The doctrine of Res Judicata
is a legal principle that prevents the same
matter from being relitigated between the same parties. It ensures the finality
of legal proceedings and prevents unnecessary harassment or oppression by
multiple lawsuits on the same subject matter. Under the Code of Civil Procedure
(CPC) in India, this doctrine is enshrined in Section 11. Let's discuss it in
detail along with relevant case laws.
Doctrine of Res Judicata (Section 11, CPC):
- Essential Elements:
- Same Parties: The parties in the subsequent suit must be the same as in the previous suit.
- Same Subject Matter: The matter in the subsequent suit must be directly and substantially the same as in the previous suit.
- Same Cause of Action: The cause of action in both suits must be identical.
Case Law: Satyadhyan Ghosal v. Deorajin Debi (AIR 1960 SC 941):
- Facts: The plaintiff filed a suit for a declaration that a will was forged. Subsequently, the plaintiff filed a suit for possession based on the same facts.
- Court's Observation: The Supreme Court held that the second suit was barred by res judicata since the issues in both suits were the same, and the plaintiff could have raised the possession claim in the first suit.
Case Law: Ameer Ali v. Amir Bibi (AIR 1935 PC 41):
- Facts: The plaintiff filed a suit for a declaration that he was the adopted son of the deceased. Subsequently, the plaintiff filed a suit for possession of the property.
- Court's Observation: The Privy Council held that the second suit was barred by res judicata as the question of adoption, which was the basis of both suits, could and should have been raised in the first suit.

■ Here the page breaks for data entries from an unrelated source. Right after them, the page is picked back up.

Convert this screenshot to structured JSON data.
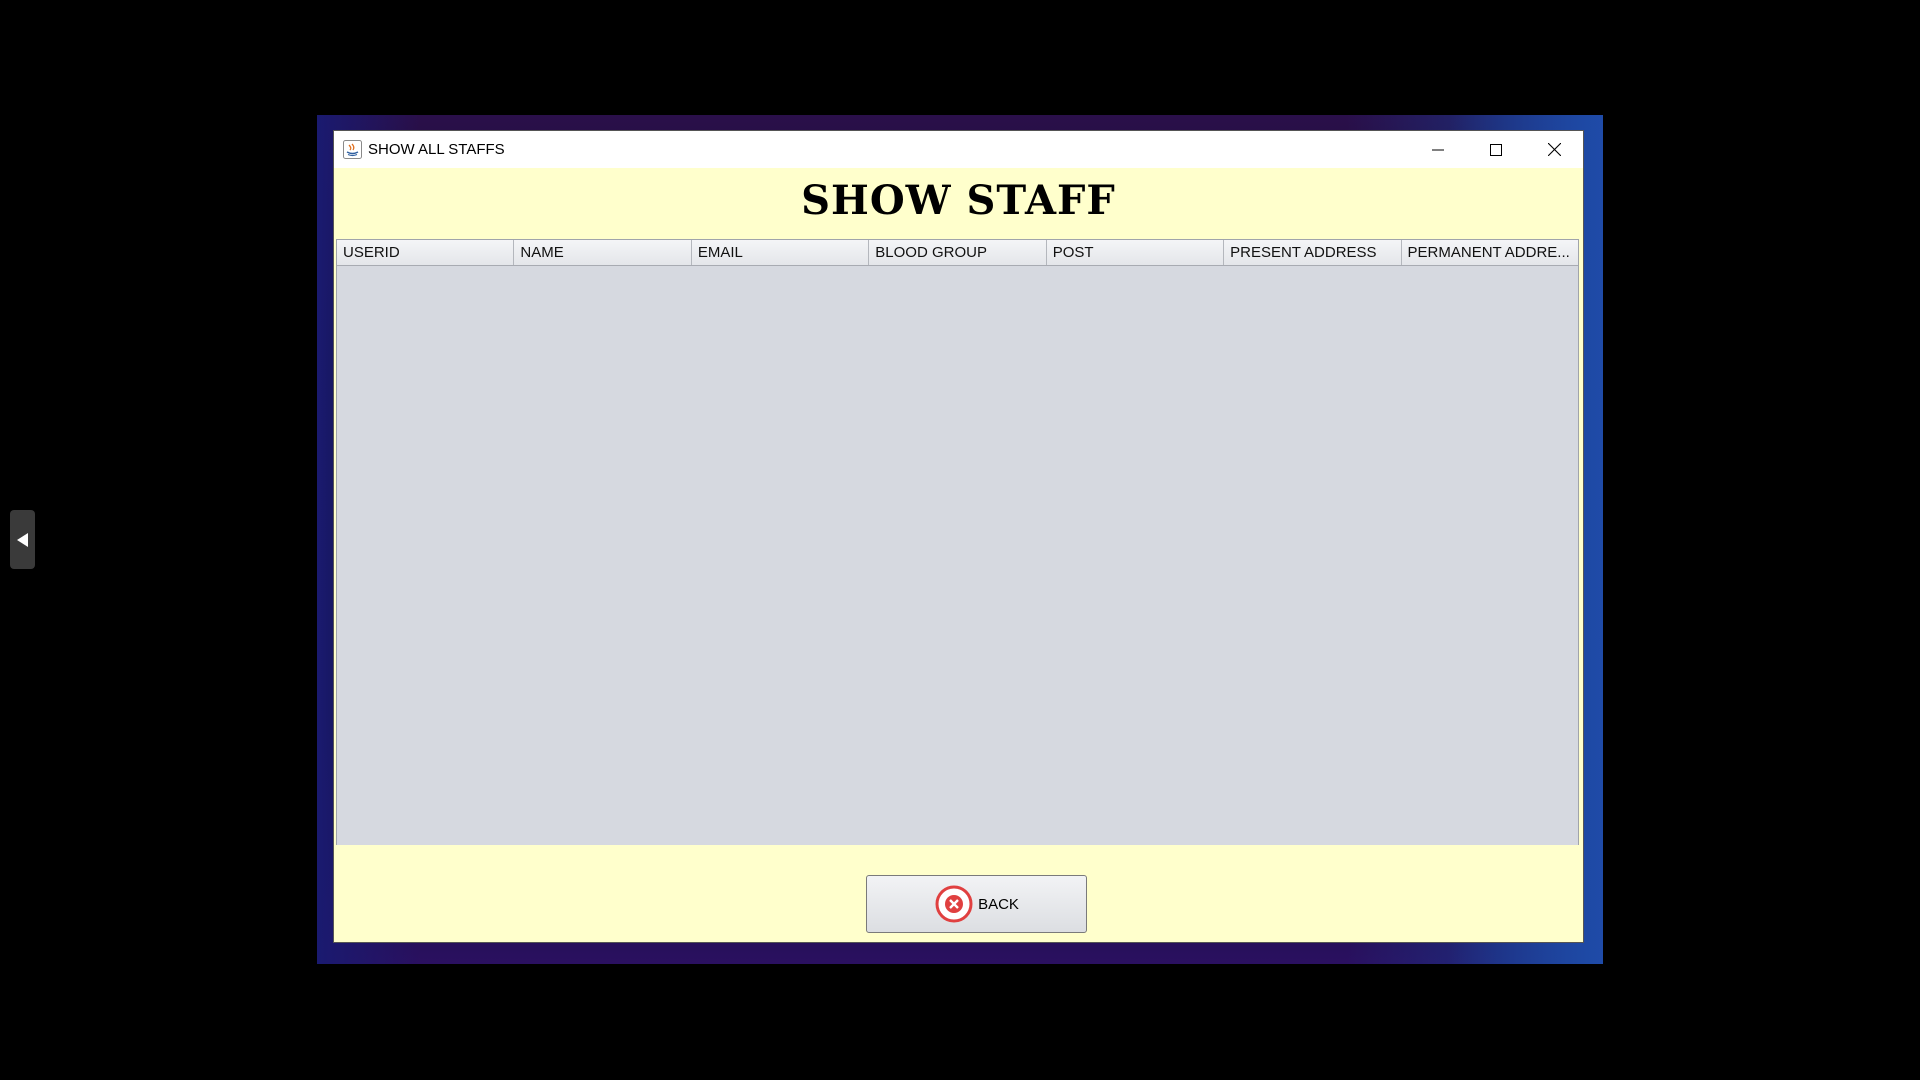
{
  "window": {
    "title": "SHOW ALL STAFFS",
    "controls": [
      "minimize-icon",
      "maximize-icon",
      "close-icon"
    ]
  },
  "page": {
    "heading": "SHOW STAFF"
  },
  "table": {
    "columns": [
      "USERID",
      "NAME",
      "EMAIL",
      "BLOOD GROUP",
      "POST",
      "PRESENT ADDRESS",
      "PERMANENT ADDRE..."
    ],
    "rows": []
  },
  "footer": {
    "back_label": "BACK"
  },
  "colors": {
    "panel_background": "#ffffcc",
    "table_background": "#d6d9e0",
    "back_icon": "#e04040"
  }
}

- Mutuality of Parties: Res judicata applies only when there is mutuality of parties. If the parties are not the same, the doctrine does not operate.
- Same Cause of Action: The concept of the "same cause of action" is crucial for the application of res judicata.

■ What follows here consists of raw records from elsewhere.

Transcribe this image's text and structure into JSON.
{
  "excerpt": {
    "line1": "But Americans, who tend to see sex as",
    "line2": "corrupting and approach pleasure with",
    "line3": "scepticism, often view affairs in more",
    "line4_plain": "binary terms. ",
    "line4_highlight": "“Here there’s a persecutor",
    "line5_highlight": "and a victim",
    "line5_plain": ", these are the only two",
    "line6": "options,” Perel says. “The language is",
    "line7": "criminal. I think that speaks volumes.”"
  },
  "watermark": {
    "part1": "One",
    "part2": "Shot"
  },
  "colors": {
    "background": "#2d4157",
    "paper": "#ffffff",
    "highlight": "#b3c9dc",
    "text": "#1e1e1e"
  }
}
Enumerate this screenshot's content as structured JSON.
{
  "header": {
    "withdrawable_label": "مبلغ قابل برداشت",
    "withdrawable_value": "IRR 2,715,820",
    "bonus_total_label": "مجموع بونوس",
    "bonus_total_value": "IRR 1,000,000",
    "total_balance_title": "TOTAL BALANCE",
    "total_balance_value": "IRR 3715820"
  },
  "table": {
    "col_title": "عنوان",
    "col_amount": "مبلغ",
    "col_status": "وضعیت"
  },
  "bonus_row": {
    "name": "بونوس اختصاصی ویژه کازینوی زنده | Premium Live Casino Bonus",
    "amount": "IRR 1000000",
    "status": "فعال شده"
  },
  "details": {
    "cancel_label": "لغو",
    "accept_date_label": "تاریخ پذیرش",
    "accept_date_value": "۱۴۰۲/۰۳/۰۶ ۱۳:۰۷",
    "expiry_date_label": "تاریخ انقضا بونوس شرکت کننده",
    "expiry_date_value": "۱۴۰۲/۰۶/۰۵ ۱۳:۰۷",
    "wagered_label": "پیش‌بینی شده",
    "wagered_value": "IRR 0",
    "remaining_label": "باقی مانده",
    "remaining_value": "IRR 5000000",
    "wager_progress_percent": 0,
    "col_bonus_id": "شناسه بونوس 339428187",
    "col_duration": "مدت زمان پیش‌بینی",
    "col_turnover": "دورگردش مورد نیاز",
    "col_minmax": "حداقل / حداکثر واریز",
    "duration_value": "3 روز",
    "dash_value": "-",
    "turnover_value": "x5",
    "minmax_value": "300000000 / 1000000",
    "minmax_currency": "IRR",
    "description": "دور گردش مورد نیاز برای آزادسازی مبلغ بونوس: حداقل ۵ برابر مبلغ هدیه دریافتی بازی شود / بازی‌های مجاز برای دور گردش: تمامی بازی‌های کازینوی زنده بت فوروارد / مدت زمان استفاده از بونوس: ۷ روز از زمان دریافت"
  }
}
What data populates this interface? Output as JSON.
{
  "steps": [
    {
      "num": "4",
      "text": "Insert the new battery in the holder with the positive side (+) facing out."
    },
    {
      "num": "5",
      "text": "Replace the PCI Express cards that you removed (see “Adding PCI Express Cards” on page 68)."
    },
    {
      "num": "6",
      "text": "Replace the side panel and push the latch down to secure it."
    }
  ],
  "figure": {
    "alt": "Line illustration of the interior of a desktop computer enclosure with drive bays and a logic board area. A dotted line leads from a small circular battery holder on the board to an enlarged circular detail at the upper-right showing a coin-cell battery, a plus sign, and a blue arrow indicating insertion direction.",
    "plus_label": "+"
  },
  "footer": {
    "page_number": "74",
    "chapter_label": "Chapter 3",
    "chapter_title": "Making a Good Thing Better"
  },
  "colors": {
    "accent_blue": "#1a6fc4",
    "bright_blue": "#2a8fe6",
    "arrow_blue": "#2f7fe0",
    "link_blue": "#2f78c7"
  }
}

- Exception: Res judicata does not apply when the previous suit was decided without jurisdiction or when the decision in the previous suit is vitiated by fraud.

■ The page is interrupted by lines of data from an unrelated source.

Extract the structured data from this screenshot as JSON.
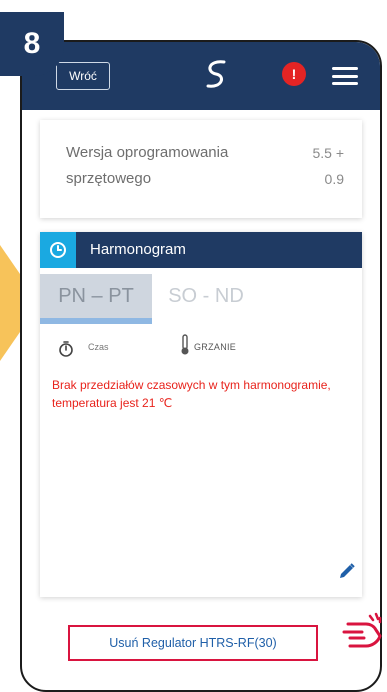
{
  "step": {
    "number": "8"
  },
  "header": {
    "back_label": "Wróć",
    "logo_icon": "swirl-logo-icon",
    "alert_symbol": "!",
    "menu_icon": "hamburger-menu-icon"
  },
  "firmware": {
    "label": "Wersja oprogramowania sprzętowego",
    "value": "5.5 +\n0.9"
  },
  "schedule": {
    "title": "Harmonogram",
    "icon": "clock-icon",
    "tabs": [
      {
        "label": "PN – PT",
        "active": true
      },
      {
        "label": "SO - ND",
        "active": false
      }
    ],
    "time_label": "Czas",
    "mode_label": "GRZANIE",
    "empty_message": "Brak przedziałów czasowych w tym harmonogramie, temperatura jest 21 ℃"
  },
  "footer": {
    "remove_label": "Usuń Regulator HTRS-RF(30)"
  },
  "colors": {
    "primary": "#1f3a63",
    "accent": "#1aa9e1",
    "alert": "#e42424",
    "warning_text": "#e8231c",
    "highlight_border": "#d9143f",
    "side_arrow": "#f7c35a"
  }
}
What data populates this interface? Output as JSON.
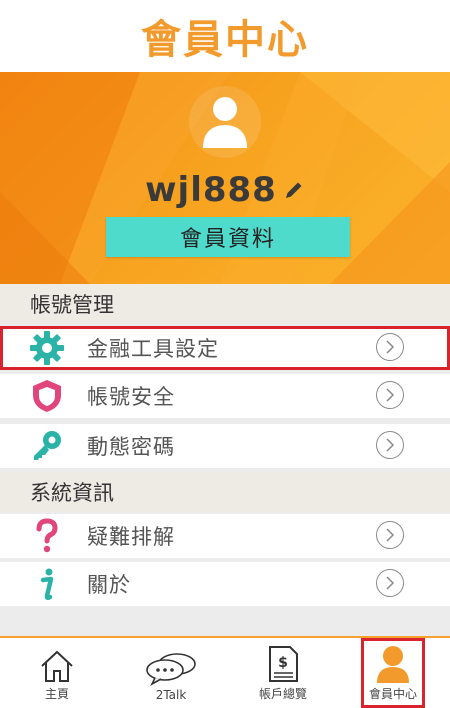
{
  "header": {
    "title": "會員中心"
  },
  "profile": {
    "username": "wjl888",
    "member_button": "會員資料"
  },
  "sections": [
    {
      "title": "帳號管理"
    },
    {
      "title": "系統資訊"
    }
  ],
  "menu": {
    "finance_tools": "金融工具設定",
    "account_security": "帳號安全",
    "dynamic_password": "動態密碼",
    "troubleshooting": "疑難排解",
    "about": "關於"
  },
  "tabs": [
    {
      "label": "主頁",
      "icon": "home-icon"
    },
    {
      "label": "2Talk",
      "icon": "chat-bubbles-icon"
    },
    {
      "label": "帳戶總覽",
      "icon": "document-dollar-icon"
    },
    {
      "label": "會員中心",
      "icon": "user-icon"
    }
  ],
  "colors": {
    "accent": "#f39a2c",
    "teal_button": "#4fdbcc",
    "highlight": "#d9232d",
    "gear": "#2ab3a6",
    "shield": "#e0457b",
    "key": "#2ab3a6",
    "question": "#e0457b",
    "info": "#2ab3a6"
  }
}
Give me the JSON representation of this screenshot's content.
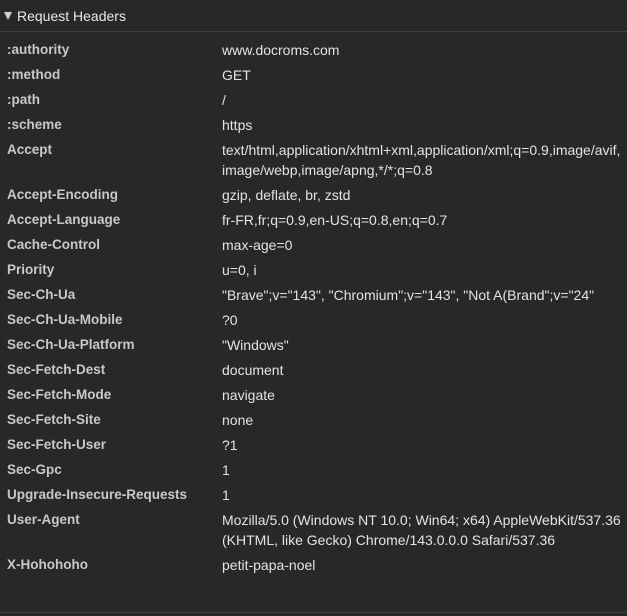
{
  "section": {
    "title": "Request Headers",
    "expanded": true
  },
  "headers": [
    {
      "name": ":authority",
      "value": "www.docroms.com"
    },
    {
      "name": ":method",
      "value": "GET"
    },
    {
      "name": ":path",
      "value": "/"
    },
    {
      "name": ":scheme",
      "value": "https"
    },
    {
      "name": "Accept",
      "value": "text/html,application/xhtml+xml,application/xml;q=0.9,image/avif,image/webp,image/apng,*/*;q=0.8"
    },
    {
      "name": "Accept-Encoding",
      "value": "gzip, deflate, br, zstd"
    },
    {
      "name": "Accept-Language",
      "value": "fr-FR,fr;q=0.9,en-US;q=0.8,en;q=0.7"
    },
    {
      "name": "Cache-Control",
      "value": "max-age=0"
    },
    {
      "name": "Priority",
      "value": "u=0, i"
    },
    {
      "name": "Sec-Ch-Ua",
      "value": "\"Brave\";v=\"143\", \"Chromium\";v=\"143\", \"Not A(Brand\";v=\"24\""
    },
    {
      "name": "Sec-Ch-Ua-Mobile",
      "value": "?0"
    },
    {
      "name": "Sec-Ch-Ua-Platform",
      "value": "\"Windows\""
    },
    {
      "name": "Sec-Fetch-Dest",
      "value": "document"
    },
    {
      "name": "Sec-Fetch-Mode",
      "value": "navigate"
    },
    {
      "name": "Sec-Fetch-Site",
      "value": "none"
    },
    {
      "name": "Sec-Fetch-User",
      "value": "?1"
    },
    {
      "name": "Sec-Gpc",
      "value": "1"
    },
    {
      "name": "Upgrade-Insecure-Requests",
      "value": "1"
    },
    {
      "name": "User-Agent",
      "value": "Mozilla/5.0 (Windows NT 10.0; Win64; x64) AppleWebKit/537.36 (KHTML, like Gecko) Chrome/143.0.0.0 Safari/537.36"
    },
    {
      "name": "X-Hohohoho",
      "value": "petit-papa-noel"
    }
  ]
}
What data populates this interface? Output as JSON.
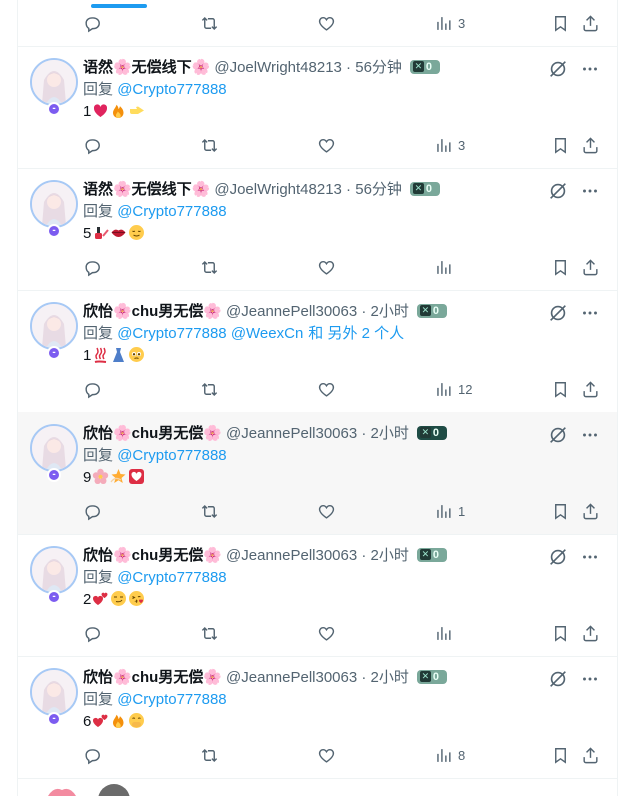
{
  "top": {
    "views_count": "3"
  },
  "tweets": [
    {
      "name": "语然🌸无偿线下🌸",
      "handle": "@JoelWright48213",
      "time": "56分钟",
      "badge_count": "0",
      "reply_label": "回复",
      "mention": "@Crypto777888",
      "mention_extra": "",
      "text": "1",
      "emojis": [
        "heart-red",
        "fire",
        "point-right"
      ],
      "views_count": "3"
    },
    {
      "name": "语然🌸无偿线下🌸",
      "handle": "@JoelWright48213",
      "time": "56分钟",
      "badge_count": "0",
      "reply_label": "回复",
      "mention": "@Crypto777888",
      "mention_extra": "",
      "text": "5",
      "emojis": [
        "nail-polish",
        "lips",
        "relieved"
      ],
      "views_count": ""
    },
    {
      "name": "欣怡🌸chu男无偿🌸",
      "handle": "@JeannePell30063",
      "time": "2小时",
      "badge_count": "0",
      "reply_label": "回复",
      "mention": "@Crypto777888 @WeexCn",
      "mention_extra": "和 另外 2 个人",
      "text": "1",
      "emojis": [
        "hot-springs",
        "dress",
        "pleading"
      ],
      "views_count": "12"
    },
    {
      "name": "欣怡🌸chu男无偿🌸",
      "handle": "@JeannePell30063",
      "time": "2小时",
      "badge_count": "0",
      "reply_label": "回复",
      "mention": "@Crypto777888",
      "mention_extra": "",
      "text": "9",
      "emojis": [
        "blossom",
        "dizzy",
        "heart-box"
      ],
      "views_count": "1"
    },
    {
      "name": "欣怡🌸chu男无偿🌸",
      "handle": "@JeannePell30063",
      "time": "2小时",
      "badge_count": "0",
      "reply_label": "回复",
      "mention": "@Crypto777888",
      "mention_extra": "",
      "text": "2",
      "emojis": [
        "two-hearts",
        "smirk",
        "kiss"
      ],
      "views_count": ""
    },
    {
      "name": "欣怡🌸chu男无偿🌸",
      "handle": "@JeannePell30063",
      "time": "2小时",
      "badge_count": "0",
      "reply_label": "回复",
      "mention": "@Crypto777888",
      "mention_extra": "",
      "text": "6",
      "emojis": [
        "two-hearts",
        "fire",
        "hand-over-mouth"
      ],
      "views_count": "8"
    }
  ],
  "colors": {
    "link": "#1d9bf0",
    "muted": "#536471",
    "border": "#eff3f4",
    "highlight_bg": "#f7f7f7"
  },
  "icons": {
    "reply": "reply-icon",
    "repost": "repost-icon",
    "like": "like-icon",
    "views": "views-icon",
    "bookmark": "bookmark-icon",
    "share": "share-icon",
    "grok": "grok-icon",
    "more": "more-icon"
  }
}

These cases highlight the importance of the doctrine of res judicata in maintaining the integrity of legal proceedings and discouraging multiple litigations on the same subject matter. It emphasizes the principle that a matter once decided should not be re-agitated between the same parties.